“My God I love thee; not because
I hope for Heaven thereby,
nor yet because who love thee not
are lost eternally.”
We love Jesus not because we fear hell, nor because we want a reward. That’s a selfish love and “love is not envious or boastful or arrogant or rude” as St Paul reminds the Christians in Corinth so eloquently (I Corinthians 13). We cannot love for hope of a reward.
At the heart of who God is is not the language of rights and entitlement, but the language of gift and sacrifice. This we see in the High Priestly prayer of our Lord in this evening’s Gospel where our Lord prays, “Father, I want those you have given me to be with me where I am.” Gift and union are part of this wonderful movement as Jesus goes to the Father to be at His side and yet, as we will celebrate next Sunday with Pentecost, He will also give us His people a gift, the gift of the Holy Spirit. We need never be afraid when we are called to give an account of our faith (Matthew 10:20). We need never be concerned about whether our prayers are efficacious or not (Romans 8:26). We ought never to think the gifts on the altar on which the Spirit is outpoured will continue to be just some bit of bread and some bit of wine.

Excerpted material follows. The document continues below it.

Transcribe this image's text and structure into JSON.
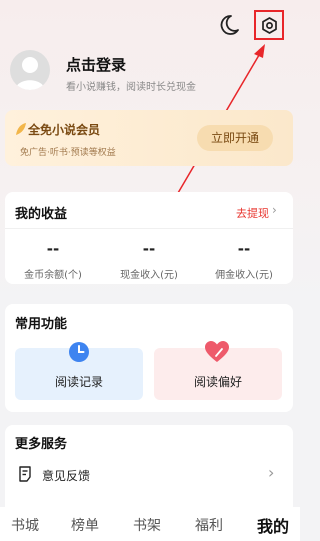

My friends, we must therefore resist the temptation to bribe God. So often our prayer lives and our acts of kindness have deep within our hearts the intention of getting a reward: “Oh, if I help this person, God will reward me … If I attend this Mass, God will help me pass my exams or win the lottery…Why did this bad thing happen when I’m so nice to everyone and faithful to God?” Let us be sure to spend time considering this generous love of God. The hymn I quoted earlier by St Francis Xavier has this as a last verse to conclude the struggle of not loving God for the wrong reasons:
“So would I love thee, dearest Lord,
and in thy praise will sing,
solely because thou art my God
and my most loving King.”
And if this is true of our love for God, then it will also be true of our love for others: it too will need to have at its heart this willingness, in the words of St Ignatius of Loyola “to give and not to count the cost.” This will be evident in our lives when we lend to someone, we will not expect it back; when we help someone, we will not expect to be thanked; when we buy a present for someone, we will expect nothing when it is our birthday. Rather, we’ll make those acts of charity, of love, simply in faithfulness to God’s commands and because our own hearts are so full of the knowledge of the love of God for the whole of humanity.
It is through contemplation of who God is that we will know His generosity and approach His throne justified before God, not thinking about all the amazing things we’ve done for which we deserve a reward, but rather counting one by one all the great things God has done for us and singing His praises. Can I encourage us all to do this especially before we receive Holy Communion and then again afterwards. This isn’t a time for us to be fussing with books or queues or chatting but for intense contemplation of who God is for we receive Him at the moment of Communion, when God is most clearly about gift, about sacrifice, about not seeking a reward. May we be the same.